Flashcards in Lecture #24 Vaccines Deck (18):
Who is considered the "father of vaccination"
Edward Jenner, and the milkmaids. 1796, Vaccination in smallpox.
What were the first two pathogens that Pasteur worked with to produce immunity?
Chicken Cholera and Rabies; used attenuated forms of the pathogens
From Pasteur's spinal cord experiments, 1 in every 200 people became paralyzed and died? Why?
The vaccines were not pure. Autoimmunity from the introduction of spinal cells.
What were the three main developments in the rationale for vaccine design?
1) bacterial inactivation 2) discovery of bacterial toxins and production of anti toxins —toxin could be inactivated by formalin--toxoid (antibodies against inactivated toxins)
3) discovery that immune serum contained substances—
antibodies that neutralized bacterial toxins or bacterial
Who developed the vaccine for yellow fever?
Max Theiler at the Rockefeller Inst; attenuated virus still induced neutralizing antibodies; aim was to render the virus less virulent, but maintain immunogenicity.
Who developed a vaccine for polio, that was an inactivated/heat killed and injected?
Who developed a vaccine for polio, that was a live attenuated vaccine that was given orally?
Vaccinologist; developed more than 40 vaccines including 5 of the 14 immunizations routinely given to children and adults today (MMR; Haemophilus influenzae type B; Hepatitis B; developed a vaccine for influenza as well H2N2
How many vaccines have been shown to prevent infection in infants when given to mothers in the third trimester?
2 (Pertussis and influenza)
How does nutritional status affect vaccine efficacy?
Poor nutrition effects immune response.
Passage of organisms in unnatural hosts results in genetic selection of avirulent strains.
Why is it hard to develop vaccines against influenza?
There are many different strains of influenza.
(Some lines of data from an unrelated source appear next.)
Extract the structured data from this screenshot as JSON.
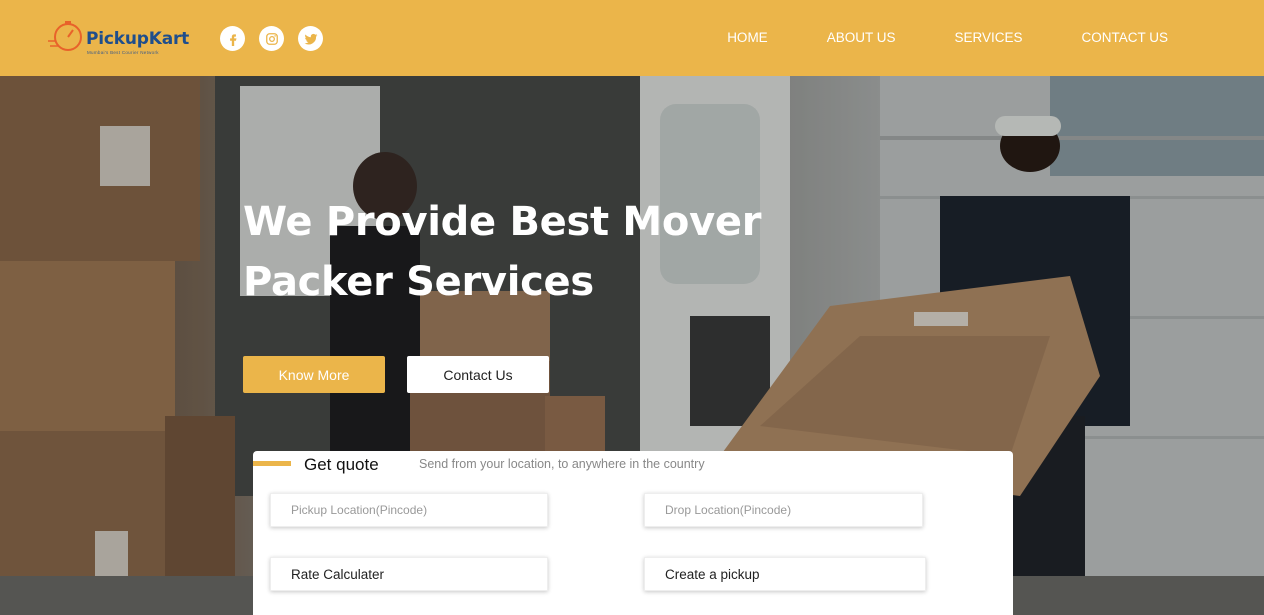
{
  "brand": {
    "name": "PickupKart",
    "tagline": "Mumbai's Best Courier Network",
    "accent_color": "#EBB54A",
    "logo_text_color": "#1F4E8C"
  },
  "social": [
    {
      "icon": "facebook-icon"
    },
    {
      "icon": "instagram-icon"
    },
    {
      "icon": "twitter-icon"
    }
  ],
  "nav": {
    "items": [
      {
        "label": "HOME"
      },
      {
        "label": "ABOUT US"
      },
      {
        "label": "SERVICES"
      },
      {
        "label": "CONTACT US"
      }
    ]
  },
  "hero": {
    "title_line1": "We Provide Best Mover",
    "title_line2": "Packer Services",
    "know_more_label": "Know More",
    "contact_label": "Contact Us"
  },
  "quote": {
    "title": "Get quote",
    "subtitle": "Send from your location, to anywhere in the country",
    "pickup_placeholder": "Pickup Location(Pincode)",
    "drop_placeholder": "Drop Location(Pincode)",
    "rate_label": "Rate Calculater",
    "create_label": "Create a pickup"
  }
}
And it has been difficult to find conserved antigenic components on the virus.
What was the methodological breakthrough that occurred in the mid 20th century?
The ability to grow virus in culture. (Enders, Weller, Robins)
Why do we attenuate by passing a pathogen through a different host?
Because when you pass the pathogen through a different host, a less virulent strain is produced via mutation that can infect that organism. That strain can be introduced in to the target organism and elicit a weak immunological response.
Vaccines created by covalently joining a carrier protein to a poor (lipopolysaccharide) antigen; may provide both T cell and B cell immunity.
A substance that enhances the body's immune response an antigen; can activate innate and adaptive immunity.
6 Challenges for immunologists
1) Elucidation mechanisms by which innate immunity activating adaptive immunity 2) DC signaling networks that activate subsets of T cells 3) how to activate B-1 and marginal zone B cells 4) How innate immunity regulates the generation of memory B cells 5) How vaccines/Which vaccines can produce long lasting immunological responses 6) Development of novel vaccine delivery systems.